Aeroplane cockpits are full of alarms that sound when disaster is imminent. When I read yesterday of the push by some airlines for one-pilot cockpits despite safety fears, I was sure I could hear an alarm going off. Loud.
As a former Qantas captain, I’ve spent more than 40 years in the aviation business where safety is the number one focus. A major contributor to that safety record is a concept called redundancy, not the regrettable term that saw many pilots have their wings clipped because of COVID, but a technical term that continues to make commercial aviation the safest form of transport.
One-pilot cockpits are a very bad idea. Credit:Kate Geraghty
Redundancy is where there is a backup system to take over when a primary system fails. In all certified modern aircraft there are several levels of redundancies in every system.
The most recent exception was the Boeing 737 Max. In the interests of cost savings, the manufacturer failed to incorporate redundancy in their infamous Maneuvering Characteristics Augmentation System (MCAS) system. For those interested, the details are out there in a great Netflix doco called Downfall: The Case Against Boeing, however the point is that 346 humans paid the ultimate price for a lack of redundancy.
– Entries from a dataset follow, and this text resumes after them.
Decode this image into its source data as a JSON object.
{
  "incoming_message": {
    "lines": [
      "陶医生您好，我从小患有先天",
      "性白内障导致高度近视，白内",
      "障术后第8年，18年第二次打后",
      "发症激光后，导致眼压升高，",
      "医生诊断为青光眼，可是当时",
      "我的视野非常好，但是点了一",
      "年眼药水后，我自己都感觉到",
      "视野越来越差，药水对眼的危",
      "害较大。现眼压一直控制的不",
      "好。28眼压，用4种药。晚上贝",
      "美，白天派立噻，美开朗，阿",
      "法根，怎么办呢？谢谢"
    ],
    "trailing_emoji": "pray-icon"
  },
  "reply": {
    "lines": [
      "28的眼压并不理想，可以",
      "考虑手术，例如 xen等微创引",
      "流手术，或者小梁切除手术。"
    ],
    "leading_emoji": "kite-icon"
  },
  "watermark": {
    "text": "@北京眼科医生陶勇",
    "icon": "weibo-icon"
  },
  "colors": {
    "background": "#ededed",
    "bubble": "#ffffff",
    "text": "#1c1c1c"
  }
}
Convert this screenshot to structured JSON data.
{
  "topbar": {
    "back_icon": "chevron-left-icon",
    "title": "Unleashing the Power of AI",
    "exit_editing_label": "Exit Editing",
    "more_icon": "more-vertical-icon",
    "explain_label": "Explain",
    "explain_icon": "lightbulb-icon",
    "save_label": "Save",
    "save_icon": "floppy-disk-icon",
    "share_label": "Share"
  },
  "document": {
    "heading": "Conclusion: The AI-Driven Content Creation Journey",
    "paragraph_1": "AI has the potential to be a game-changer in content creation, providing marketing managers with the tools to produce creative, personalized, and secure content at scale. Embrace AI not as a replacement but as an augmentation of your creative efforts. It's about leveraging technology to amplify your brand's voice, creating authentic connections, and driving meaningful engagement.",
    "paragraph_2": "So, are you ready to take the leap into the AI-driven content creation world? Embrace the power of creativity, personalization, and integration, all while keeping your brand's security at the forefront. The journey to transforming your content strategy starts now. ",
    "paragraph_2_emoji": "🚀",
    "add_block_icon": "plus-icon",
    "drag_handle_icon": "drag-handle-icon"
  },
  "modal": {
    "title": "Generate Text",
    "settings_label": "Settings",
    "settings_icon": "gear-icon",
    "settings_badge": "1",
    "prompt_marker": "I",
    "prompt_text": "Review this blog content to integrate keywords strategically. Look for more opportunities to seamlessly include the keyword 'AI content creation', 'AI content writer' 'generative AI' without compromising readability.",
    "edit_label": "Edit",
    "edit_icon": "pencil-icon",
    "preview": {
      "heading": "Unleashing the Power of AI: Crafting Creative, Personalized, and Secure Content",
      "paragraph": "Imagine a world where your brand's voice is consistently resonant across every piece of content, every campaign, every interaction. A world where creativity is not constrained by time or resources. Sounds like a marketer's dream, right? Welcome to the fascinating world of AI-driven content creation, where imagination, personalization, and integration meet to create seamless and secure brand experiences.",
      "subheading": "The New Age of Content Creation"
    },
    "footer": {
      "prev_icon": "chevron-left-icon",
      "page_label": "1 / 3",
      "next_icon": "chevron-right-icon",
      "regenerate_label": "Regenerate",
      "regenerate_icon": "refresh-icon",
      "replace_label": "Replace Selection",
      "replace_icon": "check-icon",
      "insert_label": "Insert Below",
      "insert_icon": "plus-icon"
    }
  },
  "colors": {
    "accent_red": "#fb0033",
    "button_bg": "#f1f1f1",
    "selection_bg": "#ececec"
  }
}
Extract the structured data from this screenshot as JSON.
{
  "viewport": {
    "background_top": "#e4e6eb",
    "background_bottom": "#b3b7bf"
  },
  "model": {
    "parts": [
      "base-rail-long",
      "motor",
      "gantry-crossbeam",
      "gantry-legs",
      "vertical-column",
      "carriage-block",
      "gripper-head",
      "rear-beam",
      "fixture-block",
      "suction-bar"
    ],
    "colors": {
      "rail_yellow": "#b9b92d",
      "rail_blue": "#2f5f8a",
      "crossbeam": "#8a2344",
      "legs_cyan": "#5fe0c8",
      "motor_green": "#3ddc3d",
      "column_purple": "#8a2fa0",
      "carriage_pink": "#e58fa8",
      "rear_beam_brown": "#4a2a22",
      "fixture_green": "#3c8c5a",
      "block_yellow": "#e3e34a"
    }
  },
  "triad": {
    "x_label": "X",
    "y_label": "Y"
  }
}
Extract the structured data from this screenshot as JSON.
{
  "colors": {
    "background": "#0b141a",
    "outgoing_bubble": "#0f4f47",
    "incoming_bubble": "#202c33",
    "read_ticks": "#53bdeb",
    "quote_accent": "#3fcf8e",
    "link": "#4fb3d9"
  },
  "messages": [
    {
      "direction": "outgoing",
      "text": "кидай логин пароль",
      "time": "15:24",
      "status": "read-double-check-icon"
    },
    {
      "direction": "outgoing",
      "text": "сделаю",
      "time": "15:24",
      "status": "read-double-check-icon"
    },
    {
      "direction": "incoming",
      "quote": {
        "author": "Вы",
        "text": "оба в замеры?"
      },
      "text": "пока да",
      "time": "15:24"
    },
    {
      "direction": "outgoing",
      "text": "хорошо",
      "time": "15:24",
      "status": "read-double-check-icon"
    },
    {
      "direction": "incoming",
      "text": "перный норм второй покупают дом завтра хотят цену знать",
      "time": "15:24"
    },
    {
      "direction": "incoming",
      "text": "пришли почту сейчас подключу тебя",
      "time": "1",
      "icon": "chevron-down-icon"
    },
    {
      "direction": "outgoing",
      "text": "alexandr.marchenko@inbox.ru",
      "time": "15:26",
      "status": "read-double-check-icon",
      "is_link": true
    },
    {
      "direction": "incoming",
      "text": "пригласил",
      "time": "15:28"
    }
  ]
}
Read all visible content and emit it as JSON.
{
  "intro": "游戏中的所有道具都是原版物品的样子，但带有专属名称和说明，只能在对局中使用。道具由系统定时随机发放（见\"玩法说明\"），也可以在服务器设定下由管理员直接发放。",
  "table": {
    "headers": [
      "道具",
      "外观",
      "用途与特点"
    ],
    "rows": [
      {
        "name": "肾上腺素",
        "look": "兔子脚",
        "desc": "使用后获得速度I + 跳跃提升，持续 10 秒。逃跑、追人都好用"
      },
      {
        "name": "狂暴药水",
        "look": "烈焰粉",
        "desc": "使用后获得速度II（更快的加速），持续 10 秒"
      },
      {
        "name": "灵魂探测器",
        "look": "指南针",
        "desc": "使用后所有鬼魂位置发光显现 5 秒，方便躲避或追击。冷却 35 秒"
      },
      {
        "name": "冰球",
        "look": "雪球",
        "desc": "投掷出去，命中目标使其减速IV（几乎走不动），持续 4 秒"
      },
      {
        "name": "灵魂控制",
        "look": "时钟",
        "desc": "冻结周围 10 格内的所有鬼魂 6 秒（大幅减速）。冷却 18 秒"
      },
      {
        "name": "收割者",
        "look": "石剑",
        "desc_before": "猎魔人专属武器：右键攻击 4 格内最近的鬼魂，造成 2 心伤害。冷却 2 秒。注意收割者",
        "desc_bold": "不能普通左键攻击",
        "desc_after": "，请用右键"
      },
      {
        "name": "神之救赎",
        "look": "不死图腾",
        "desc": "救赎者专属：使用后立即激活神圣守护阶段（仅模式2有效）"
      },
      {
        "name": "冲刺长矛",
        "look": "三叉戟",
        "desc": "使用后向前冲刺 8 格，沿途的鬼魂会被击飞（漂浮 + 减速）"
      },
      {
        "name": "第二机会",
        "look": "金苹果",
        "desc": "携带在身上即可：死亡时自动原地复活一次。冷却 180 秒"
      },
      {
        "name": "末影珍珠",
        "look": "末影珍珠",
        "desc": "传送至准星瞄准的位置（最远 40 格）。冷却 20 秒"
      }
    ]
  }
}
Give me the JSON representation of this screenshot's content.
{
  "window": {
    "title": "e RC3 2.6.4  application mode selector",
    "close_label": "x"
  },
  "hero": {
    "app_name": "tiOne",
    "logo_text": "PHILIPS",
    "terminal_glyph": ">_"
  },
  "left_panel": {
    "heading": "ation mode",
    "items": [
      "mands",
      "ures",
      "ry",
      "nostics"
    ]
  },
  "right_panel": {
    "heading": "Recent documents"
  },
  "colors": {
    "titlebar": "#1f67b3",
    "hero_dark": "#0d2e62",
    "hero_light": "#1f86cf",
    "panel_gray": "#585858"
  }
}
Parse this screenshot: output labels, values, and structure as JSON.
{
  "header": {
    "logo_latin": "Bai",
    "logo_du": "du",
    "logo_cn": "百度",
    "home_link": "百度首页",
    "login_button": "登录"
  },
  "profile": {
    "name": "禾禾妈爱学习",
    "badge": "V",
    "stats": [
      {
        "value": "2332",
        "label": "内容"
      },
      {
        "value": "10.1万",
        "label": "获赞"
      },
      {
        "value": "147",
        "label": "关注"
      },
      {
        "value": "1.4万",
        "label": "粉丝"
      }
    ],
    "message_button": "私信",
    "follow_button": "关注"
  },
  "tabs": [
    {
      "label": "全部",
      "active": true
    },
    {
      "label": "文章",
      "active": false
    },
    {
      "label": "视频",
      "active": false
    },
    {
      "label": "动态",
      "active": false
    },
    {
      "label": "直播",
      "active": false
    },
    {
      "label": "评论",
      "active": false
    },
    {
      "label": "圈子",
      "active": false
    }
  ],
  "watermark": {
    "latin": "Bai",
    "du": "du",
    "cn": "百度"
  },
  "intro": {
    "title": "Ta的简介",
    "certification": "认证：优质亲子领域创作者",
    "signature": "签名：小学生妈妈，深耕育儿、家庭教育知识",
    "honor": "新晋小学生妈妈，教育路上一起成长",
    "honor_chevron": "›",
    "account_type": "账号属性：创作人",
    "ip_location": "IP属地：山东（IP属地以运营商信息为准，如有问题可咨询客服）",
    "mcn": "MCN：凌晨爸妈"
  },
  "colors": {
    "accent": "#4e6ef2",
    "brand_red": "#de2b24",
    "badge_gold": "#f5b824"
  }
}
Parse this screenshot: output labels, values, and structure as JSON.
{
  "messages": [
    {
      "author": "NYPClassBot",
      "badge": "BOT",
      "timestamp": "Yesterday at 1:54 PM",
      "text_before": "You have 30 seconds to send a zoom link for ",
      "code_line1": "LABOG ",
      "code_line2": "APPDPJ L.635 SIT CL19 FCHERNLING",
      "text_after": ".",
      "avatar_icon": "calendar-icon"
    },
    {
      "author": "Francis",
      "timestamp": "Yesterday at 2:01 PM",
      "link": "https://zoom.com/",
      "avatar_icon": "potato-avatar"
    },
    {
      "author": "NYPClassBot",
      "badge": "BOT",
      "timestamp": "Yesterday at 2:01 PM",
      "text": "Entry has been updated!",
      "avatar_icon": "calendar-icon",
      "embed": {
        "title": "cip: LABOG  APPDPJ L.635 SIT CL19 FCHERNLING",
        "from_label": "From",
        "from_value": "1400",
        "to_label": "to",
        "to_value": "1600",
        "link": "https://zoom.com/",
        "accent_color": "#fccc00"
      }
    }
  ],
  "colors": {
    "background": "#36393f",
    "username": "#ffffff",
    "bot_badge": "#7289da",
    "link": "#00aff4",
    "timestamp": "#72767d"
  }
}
The B737 Max was grounded until redundancy was incorporated into the software, which is now a very safe airliner.
The Airbus A380 I used to fly has five levels of braking redundancy: Normal, Alternate, Emergency, Ultimate … and when all else fails, the good old Parking Brake. You’re having a very bad day if your A380 runs out of brakes.
The Bombardier Global Express I now fly is a very sophisticated corporate jet. It has no fewer than six electrical generators. Two on each engine and another two on the auxiliary power unit (APU). Each one is capable of supplying enough electricity to power the essential systems to keep the aircraft flying.
One-pilot cockpits: what could possibly go wrong?Credit:iStock
I might also add that it’s…